Disruptive Technology - Dangers and Opportunities
by Philip Stoten
Nov 08, 2005
This was the title of the second morning session on the last day of the IPC/EIPC event in Berlin.
How often do you hear the terms 'danger' and 'opportunity' used in the same sentence? This wasn't even the first time this week. Well, having listened to this morning's programme it all looked a lot more like opportunity to me...
As a footnote - the collaboration between EIPC and IPC has been a great success in Berlin, and in a spirit of international cooperation, something we would all like to see more of between the industry's associations, I hope we will see this kind of event become a regular part of our calendar...
So, the presentations...
Printed Electronics - Threat or Opportunity? Opportunity I think!
The first paper was delivered by Barry Ben-Ezra, Orbotech's Corporate Director of Business Development, who seemed to understand the need to wake a subdued audience from their hangovers and inspire them to listen and take note. He managed to do just that with a presentation that was both entertaining and informative.
His paper entitled 'Printed Electronics - Threat or Opportunity?', yes I know, was designed to convince the audience that this technology was a major new industry in the making, and that it was a technology that was getting closer to market. His premise was that the PCB industry was well positioned to be involved and indeed at the forefront of this industry.
Barry outlined some of the exciting opportunities that Printed Electronics provides. The visionaries of this new industry forecast a future in which we will use a multitude of objects with highly integrated electronics. This grand vision is often called "Ambient Intelligence" or "The Internet of Things". This, Barry says, will be made possible by the convergence of Printing and Electronics technologies, applying high-volume printing techniques to directly deposit electronic materials on plastic or paper substrates.
Barry went on to explain the history and technical side of the concept, before returning to the business case for this technology. He explained that more than 1,000 entities are developing a wide range of technology and products. The products will typically exhibit new levels of integration of electronics into objects, utilising flexibility and lack of silicon as key elements.
In conclusion, Barry is clearly from the 'opportunity' side of the argument. As he puts it "something real is happeningĂ˘?? Significant applications, markets, investments. But there are still some years to go until there are major products in the market.
Barry concluded with some strategic questions:
-- What will the first printed electronics products be?
-- When will which product become a volume product?
-- Who will manufacture them?
-- At what price will they sell?
-- What technology and know-how is required to manufacture such products?
Whatever the first products will be, there is very little chance that they will replace existing electronic circuitry. The first products will create new businesses, and often for companies that have not been involved in electronics before.
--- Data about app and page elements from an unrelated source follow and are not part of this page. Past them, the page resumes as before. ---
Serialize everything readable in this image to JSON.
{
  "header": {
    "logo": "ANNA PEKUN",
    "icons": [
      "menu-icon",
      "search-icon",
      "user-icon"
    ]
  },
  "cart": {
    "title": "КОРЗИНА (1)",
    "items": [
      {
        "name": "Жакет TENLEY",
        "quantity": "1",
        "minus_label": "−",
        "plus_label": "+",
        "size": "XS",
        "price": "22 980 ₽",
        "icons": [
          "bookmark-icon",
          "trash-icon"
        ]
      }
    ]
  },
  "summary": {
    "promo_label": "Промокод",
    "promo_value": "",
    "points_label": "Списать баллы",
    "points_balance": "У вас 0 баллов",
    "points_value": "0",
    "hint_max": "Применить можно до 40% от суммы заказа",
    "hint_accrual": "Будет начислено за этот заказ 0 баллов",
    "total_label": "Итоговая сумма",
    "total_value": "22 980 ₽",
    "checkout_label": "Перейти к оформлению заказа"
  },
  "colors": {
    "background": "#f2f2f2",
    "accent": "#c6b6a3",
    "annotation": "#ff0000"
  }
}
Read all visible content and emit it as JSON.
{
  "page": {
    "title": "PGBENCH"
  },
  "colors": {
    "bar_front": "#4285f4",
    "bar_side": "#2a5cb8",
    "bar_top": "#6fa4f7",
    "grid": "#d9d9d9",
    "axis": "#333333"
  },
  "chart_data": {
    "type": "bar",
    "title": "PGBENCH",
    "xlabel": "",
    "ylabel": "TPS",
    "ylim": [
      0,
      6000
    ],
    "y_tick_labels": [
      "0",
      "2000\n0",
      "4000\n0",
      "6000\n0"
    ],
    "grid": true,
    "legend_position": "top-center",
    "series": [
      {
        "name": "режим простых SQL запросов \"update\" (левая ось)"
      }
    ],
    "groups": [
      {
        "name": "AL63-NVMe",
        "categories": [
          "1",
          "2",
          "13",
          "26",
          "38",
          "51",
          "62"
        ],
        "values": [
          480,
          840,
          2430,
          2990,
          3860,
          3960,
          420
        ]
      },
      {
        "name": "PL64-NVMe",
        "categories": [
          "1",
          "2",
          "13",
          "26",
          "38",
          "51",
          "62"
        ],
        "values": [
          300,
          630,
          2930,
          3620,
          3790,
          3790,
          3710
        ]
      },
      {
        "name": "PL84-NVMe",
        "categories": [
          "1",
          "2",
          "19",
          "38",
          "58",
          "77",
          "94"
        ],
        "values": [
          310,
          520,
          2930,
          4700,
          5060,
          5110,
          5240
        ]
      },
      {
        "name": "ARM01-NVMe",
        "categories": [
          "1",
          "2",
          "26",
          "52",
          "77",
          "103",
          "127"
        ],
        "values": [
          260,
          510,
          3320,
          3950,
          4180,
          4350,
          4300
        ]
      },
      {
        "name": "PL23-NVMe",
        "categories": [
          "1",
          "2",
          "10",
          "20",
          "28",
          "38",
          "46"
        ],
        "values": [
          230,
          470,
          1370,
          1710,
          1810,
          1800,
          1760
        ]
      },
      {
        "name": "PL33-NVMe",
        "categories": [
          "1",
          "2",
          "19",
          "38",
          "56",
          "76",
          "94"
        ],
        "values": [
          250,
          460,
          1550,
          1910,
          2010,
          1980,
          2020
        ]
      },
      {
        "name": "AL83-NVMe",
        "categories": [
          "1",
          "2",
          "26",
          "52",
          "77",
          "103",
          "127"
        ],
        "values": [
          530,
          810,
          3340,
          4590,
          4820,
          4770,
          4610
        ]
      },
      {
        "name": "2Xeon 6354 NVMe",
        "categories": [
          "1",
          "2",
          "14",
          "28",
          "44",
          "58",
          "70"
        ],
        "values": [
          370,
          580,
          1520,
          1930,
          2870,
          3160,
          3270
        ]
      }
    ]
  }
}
The technology companies will solve the problems of interaction between material, substrate and deposition systems, but mainly in the lab. No matter when and what, in order to move to volume production, a major effort will be needed, and major understanding of the complexities of manufacturing such products with good yields and qualityĂ˘??
Sounds like PCB manufacturers business, doesn't it?
Massively Integrated Digital Printing
Next up, flying the flag of a 'brave new world', was Neil Chilton, Technical Director of Circatex. Apart from being Director of a European PCB manufacturer, Neil also has a PhD in semiconductor physics, making him ideally placed to discuss the integration of inkjet printing into electronic applications.
Before launching into his presentation, Neil dealt with some realities of the industry. Europe and the US have already lost high volume PCB manufacturing, and as a result of the high quality and low cost of Asia it would not return. Quality is a given, wherever production is carried out. A weak dollar has made it even harder for Europe to compete. Harsh words, but all true.
From this, Neil concludes that service is a key element - 24 hour prototypes, 72 hours for medium volume and 5 days as standard. All this and at competitive prices - surely not.
This can only be achieved by reducing the length of the manufacturing process, reducing the number of steps and eliminating scrap. To do this we need to be radical, this is what is truly meant by disruptive technologies. Inkjet printing, says Neil, offers the potential, and although the process is immature, it may be the answer.
Neil went on to explain the steps in inner layer print that could be removed using inkjet technology, exploring how the process could be hugely reduced - even gazing further into the future where it may be possible to inkjet conductive tracks.
Clearly relationships are necessary to bring such a revolutionary technology to market, and Circatex has these relationships. Partnerships have been developed with inkjet head developers, ink manufacturers, hardware integrators, image manipulators and others.
Following some detail on the technology and its performance, Neil concluded with his vision of the factory of the future, where products with added value, such as batteries, OLEDs, Photonics, passives and RFiDs are made. A factory where fast on-time delivery is the norm.
Both Neil and Barry presented ideas of the future that present exciting opportunities to European PCB makers, and perhaps to those in the USA. This is an exceptionally important part of this kind of event; this kind of melting pot of ideas will doubtless bring about some lively discussion, and hopefully collaborations that will result in innovation and creativity, two things those in Europe need to employ to survive further and even succeed in the harsh global PCB marketplace...